The ferry left Bombay about 8:30 in the morning, and we found our guesthouse, ordered lunch, changed, hailed a rickshaw and were at a nearby beacP1000672h by 11 a.m. To the left and right were open, empty sands but for a few hundred yards in the middle was a vision of Indian beach weirdness. Brightly colored carts, streaming with flags, galloped through the surf pulled by tiny horses while the riders took selfies. Several entrepreneurs were giving camel rides and those ships of the desert were silhouetted against the sparkling waves of the midday ocean. Farther out were the canopies of parasailers and 20 foot inflatable tubes were pulled back and forth by motorboats while screaming families clung to their sides. In the middles of all this people were laying out, playing in the sand, swimming, eating snacks, playing soccer and cricket, and most of the women were dressed in bright red and orange and green and gold saris while they waded in the surf. It all melded into the weird cinematic vision of a Subcontinental Fellini. Like many scenes in India, I saw it in monochrome. There is always a tension here, as a photographer, between the vibrant color of India and the strong light, the shapes, shadows and silhouettes that translate so well in black and white.

The next day brought more strangeness. We took a motor rickshaw the other direction, to the town of Alibaug. The state of Maharashtra is littered with forts. They are everywhere, atop hill and mountain, dominating passes and approaches, commanding islands and bays. Alibaug, or Kolaba fort as it is alternately known, lies offshore about a mile at high tide. At low tied it is easily accessed by walking across tidal flats which are utterly bare save for the wave sculpted ripples of the sand. If you dP1000792on’t feel like walking, there are more camels and pony carts which will race across the sand, carrying you out to the old fort. These conveyances are silhouetted against the flat landscape and the sea is a dazzling mirage of light in the background. The fort itself is interesting. There is an Archeological Survey of India office on site and digging into the fort’s past is ongoing. Many of the layers of history are there to see without a shovel: a Hindu temple still in use, the refuse of partiers, some of which will add to the historical record, and several large British canons, cast in Sheffield. It was the tidal flats, however, that held my attention. Something of the landscape and the people crossing it had the appearance of a pilgrimage. The landscape was ocean and desert and tropical at once and each image, whether photographed or kept in memory, seemed to hold some coded memory, some element of archetype and myth.

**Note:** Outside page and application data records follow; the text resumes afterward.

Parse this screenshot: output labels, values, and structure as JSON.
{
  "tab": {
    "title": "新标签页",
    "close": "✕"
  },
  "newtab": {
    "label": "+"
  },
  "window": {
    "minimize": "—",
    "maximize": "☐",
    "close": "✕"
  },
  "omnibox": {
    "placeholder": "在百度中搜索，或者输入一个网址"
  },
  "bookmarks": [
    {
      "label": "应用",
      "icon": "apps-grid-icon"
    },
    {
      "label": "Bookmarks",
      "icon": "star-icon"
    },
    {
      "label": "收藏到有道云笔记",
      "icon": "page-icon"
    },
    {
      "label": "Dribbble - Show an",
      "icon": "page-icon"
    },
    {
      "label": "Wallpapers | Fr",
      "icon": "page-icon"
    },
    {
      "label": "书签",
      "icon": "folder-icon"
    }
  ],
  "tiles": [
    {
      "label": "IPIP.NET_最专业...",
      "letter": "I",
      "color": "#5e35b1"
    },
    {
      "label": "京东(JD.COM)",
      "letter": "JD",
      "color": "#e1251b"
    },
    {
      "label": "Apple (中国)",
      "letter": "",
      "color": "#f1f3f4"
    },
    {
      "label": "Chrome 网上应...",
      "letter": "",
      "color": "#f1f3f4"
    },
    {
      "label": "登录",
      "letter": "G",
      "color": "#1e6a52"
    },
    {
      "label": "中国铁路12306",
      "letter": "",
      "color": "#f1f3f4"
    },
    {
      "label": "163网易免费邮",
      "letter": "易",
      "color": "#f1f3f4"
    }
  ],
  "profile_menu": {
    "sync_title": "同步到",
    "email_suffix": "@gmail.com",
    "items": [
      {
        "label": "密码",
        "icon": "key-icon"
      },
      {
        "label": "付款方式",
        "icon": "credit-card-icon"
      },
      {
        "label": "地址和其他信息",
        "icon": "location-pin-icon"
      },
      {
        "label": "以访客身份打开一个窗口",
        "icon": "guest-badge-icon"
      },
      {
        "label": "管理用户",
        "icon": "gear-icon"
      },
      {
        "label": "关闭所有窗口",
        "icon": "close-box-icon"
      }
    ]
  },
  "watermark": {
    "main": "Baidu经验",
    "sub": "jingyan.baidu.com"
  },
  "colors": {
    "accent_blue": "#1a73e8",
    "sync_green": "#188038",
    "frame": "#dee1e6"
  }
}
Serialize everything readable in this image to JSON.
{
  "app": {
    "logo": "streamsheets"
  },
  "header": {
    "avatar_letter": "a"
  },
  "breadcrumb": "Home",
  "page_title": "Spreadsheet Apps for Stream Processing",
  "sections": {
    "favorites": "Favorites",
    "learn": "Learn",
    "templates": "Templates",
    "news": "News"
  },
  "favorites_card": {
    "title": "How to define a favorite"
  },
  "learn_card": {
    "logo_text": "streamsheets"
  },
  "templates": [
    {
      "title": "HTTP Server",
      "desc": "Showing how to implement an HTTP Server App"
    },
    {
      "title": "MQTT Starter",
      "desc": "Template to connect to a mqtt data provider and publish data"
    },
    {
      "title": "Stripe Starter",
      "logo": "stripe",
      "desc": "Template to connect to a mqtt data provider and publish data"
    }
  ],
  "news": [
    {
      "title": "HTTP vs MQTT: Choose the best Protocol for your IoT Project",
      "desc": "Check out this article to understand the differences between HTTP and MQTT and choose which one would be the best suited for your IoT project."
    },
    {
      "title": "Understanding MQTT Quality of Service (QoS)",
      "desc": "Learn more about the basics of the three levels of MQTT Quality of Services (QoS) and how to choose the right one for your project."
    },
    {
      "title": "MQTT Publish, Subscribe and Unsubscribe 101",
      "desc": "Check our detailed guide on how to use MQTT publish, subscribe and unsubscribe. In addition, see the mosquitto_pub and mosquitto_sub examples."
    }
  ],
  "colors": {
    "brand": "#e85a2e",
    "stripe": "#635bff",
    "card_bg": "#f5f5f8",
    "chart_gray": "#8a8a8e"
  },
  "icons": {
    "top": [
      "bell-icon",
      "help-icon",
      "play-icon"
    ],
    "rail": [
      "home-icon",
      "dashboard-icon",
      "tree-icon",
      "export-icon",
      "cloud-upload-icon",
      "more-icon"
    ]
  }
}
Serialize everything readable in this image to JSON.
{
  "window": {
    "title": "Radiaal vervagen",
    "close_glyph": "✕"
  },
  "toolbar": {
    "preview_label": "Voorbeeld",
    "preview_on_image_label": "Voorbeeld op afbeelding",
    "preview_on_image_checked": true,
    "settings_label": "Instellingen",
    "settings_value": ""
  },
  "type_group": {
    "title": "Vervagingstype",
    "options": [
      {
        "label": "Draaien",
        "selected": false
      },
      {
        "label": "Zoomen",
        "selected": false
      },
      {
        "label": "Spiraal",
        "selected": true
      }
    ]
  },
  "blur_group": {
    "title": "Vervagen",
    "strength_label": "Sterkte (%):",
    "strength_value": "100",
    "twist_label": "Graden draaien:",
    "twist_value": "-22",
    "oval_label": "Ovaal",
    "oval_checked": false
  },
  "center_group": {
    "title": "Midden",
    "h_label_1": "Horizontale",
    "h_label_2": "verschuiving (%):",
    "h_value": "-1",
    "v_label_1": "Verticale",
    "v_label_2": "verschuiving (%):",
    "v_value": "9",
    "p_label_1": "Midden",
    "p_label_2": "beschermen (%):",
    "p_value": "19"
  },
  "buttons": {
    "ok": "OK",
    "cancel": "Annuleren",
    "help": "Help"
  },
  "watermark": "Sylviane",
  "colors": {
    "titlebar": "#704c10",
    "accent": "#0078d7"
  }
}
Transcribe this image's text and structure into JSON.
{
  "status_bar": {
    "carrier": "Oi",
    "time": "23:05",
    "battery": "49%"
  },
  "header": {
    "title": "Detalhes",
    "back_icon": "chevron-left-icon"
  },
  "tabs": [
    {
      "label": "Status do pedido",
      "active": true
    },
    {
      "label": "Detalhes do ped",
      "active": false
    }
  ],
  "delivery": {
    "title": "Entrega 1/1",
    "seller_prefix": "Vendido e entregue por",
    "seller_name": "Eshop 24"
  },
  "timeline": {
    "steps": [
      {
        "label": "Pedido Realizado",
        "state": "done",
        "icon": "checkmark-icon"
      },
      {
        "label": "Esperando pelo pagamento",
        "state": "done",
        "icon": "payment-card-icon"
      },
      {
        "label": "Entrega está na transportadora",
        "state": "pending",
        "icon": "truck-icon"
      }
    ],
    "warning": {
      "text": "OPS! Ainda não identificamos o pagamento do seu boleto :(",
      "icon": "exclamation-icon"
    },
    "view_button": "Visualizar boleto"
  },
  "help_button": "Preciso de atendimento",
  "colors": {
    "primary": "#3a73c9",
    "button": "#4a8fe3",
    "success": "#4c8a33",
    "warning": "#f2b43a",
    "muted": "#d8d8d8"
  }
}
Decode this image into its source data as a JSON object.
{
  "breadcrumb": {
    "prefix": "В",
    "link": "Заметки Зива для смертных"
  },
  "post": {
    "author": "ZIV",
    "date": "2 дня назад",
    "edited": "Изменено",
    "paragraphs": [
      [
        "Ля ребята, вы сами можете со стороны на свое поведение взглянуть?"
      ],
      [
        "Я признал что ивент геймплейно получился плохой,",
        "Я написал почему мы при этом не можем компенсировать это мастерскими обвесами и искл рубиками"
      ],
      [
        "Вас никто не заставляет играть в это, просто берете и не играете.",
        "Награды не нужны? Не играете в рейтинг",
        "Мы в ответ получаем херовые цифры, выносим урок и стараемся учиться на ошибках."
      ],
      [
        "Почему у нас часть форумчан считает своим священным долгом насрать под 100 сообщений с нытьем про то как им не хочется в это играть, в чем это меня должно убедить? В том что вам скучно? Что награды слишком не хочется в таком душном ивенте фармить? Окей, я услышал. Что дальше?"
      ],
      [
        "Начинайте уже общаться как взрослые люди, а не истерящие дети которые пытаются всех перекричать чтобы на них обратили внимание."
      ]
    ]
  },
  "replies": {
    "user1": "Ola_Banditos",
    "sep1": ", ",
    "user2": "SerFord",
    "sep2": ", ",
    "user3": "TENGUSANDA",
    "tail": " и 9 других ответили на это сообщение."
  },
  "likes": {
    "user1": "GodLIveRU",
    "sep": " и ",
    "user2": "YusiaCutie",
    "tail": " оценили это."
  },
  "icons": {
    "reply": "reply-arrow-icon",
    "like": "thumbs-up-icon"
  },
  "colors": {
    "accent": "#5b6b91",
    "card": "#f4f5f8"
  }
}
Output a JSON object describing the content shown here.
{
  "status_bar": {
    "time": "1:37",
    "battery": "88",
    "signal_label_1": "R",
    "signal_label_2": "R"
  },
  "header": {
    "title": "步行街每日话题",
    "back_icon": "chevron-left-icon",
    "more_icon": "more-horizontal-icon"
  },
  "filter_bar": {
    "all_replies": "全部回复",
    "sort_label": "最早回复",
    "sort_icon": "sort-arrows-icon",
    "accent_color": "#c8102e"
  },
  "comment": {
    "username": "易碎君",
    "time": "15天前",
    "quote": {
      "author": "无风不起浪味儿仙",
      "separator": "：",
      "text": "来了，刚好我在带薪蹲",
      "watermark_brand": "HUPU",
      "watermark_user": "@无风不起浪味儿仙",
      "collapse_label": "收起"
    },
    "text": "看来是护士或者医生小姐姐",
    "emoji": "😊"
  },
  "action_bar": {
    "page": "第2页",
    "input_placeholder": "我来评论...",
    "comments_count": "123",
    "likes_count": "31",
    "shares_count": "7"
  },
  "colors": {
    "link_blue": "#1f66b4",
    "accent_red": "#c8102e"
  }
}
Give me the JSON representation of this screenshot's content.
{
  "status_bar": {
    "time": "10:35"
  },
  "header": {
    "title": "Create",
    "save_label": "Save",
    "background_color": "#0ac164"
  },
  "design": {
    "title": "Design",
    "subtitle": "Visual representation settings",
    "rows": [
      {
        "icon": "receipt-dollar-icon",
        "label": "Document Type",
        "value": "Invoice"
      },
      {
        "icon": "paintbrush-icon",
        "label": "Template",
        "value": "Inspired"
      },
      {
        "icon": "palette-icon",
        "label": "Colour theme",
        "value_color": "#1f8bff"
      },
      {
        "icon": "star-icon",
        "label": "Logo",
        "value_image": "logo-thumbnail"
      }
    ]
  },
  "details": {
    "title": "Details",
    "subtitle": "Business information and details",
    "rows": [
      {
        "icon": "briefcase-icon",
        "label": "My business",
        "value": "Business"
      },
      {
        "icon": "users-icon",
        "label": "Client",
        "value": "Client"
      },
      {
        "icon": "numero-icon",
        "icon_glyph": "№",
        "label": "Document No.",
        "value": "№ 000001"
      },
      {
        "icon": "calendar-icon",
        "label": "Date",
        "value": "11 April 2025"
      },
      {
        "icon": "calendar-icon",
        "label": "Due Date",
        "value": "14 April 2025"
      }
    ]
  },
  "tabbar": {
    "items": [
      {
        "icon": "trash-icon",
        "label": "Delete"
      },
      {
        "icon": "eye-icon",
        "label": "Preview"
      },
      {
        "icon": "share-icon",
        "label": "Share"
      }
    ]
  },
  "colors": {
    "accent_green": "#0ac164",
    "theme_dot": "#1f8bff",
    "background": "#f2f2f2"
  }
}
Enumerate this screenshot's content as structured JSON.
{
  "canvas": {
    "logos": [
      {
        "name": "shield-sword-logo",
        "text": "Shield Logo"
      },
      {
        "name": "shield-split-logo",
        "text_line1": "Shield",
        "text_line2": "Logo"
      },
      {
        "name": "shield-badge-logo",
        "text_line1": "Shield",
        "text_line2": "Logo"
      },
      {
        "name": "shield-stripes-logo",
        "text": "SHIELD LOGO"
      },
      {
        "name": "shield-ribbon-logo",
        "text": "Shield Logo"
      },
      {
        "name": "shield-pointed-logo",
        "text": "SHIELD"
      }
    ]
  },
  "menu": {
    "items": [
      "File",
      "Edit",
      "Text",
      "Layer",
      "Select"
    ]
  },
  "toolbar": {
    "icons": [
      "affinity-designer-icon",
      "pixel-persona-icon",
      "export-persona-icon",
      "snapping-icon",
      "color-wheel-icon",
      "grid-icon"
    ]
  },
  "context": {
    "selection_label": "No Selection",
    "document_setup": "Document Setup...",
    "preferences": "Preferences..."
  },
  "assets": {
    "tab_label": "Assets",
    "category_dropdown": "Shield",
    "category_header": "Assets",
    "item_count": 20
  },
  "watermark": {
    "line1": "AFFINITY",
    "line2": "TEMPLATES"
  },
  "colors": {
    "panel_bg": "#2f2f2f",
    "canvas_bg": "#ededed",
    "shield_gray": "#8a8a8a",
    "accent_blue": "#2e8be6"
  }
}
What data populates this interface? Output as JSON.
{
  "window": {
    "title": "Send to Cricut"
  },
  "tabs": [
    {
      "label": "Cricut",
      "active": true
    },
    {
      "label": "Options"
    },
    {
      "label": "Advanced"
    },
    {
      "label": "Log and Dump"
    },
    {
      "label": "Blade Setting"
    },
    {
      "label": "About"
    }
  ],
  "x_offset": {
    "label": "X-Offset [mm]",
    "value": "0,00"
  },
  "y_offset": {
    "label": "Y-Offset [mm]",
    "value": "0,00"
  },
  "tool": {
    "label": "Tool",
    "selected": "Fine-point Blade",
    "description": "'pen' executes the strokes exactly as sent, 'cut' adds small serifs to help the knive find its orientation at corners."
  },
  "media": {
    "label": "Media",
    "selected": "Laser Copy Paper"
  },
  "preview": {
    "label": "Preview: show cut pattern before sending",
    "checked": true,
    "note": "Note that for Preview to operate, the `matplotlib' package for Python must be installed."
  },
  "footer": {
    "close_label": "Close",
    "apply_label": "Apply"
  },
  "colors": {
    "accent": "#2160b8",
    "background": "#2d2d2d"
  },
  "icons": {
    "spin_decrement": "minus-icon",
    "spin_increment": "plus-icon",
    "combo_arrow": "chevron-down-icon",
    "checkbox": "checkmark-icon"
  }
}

P1000783Alibaug is not a glamorous destination. It is a local beach town, a quick getaway from one of the world’s largest cities. Cheap, friendly, and basic, it serves well its stated purpose. But it occupies a larger psychic space and seems much farther away than it is. In the daily grind of Mumbai traffic, car horns, yells, streets jammed with busses, trucks, motor rickshaws, the stink of diesel, humans, animals and life, Alibaug is a place of sunlight and open space with the outlines of palms and camels etched on a glittering backdrop of the Arabian Sea.

Post a Comment

Your email is never published nor shared. Required fields are marked *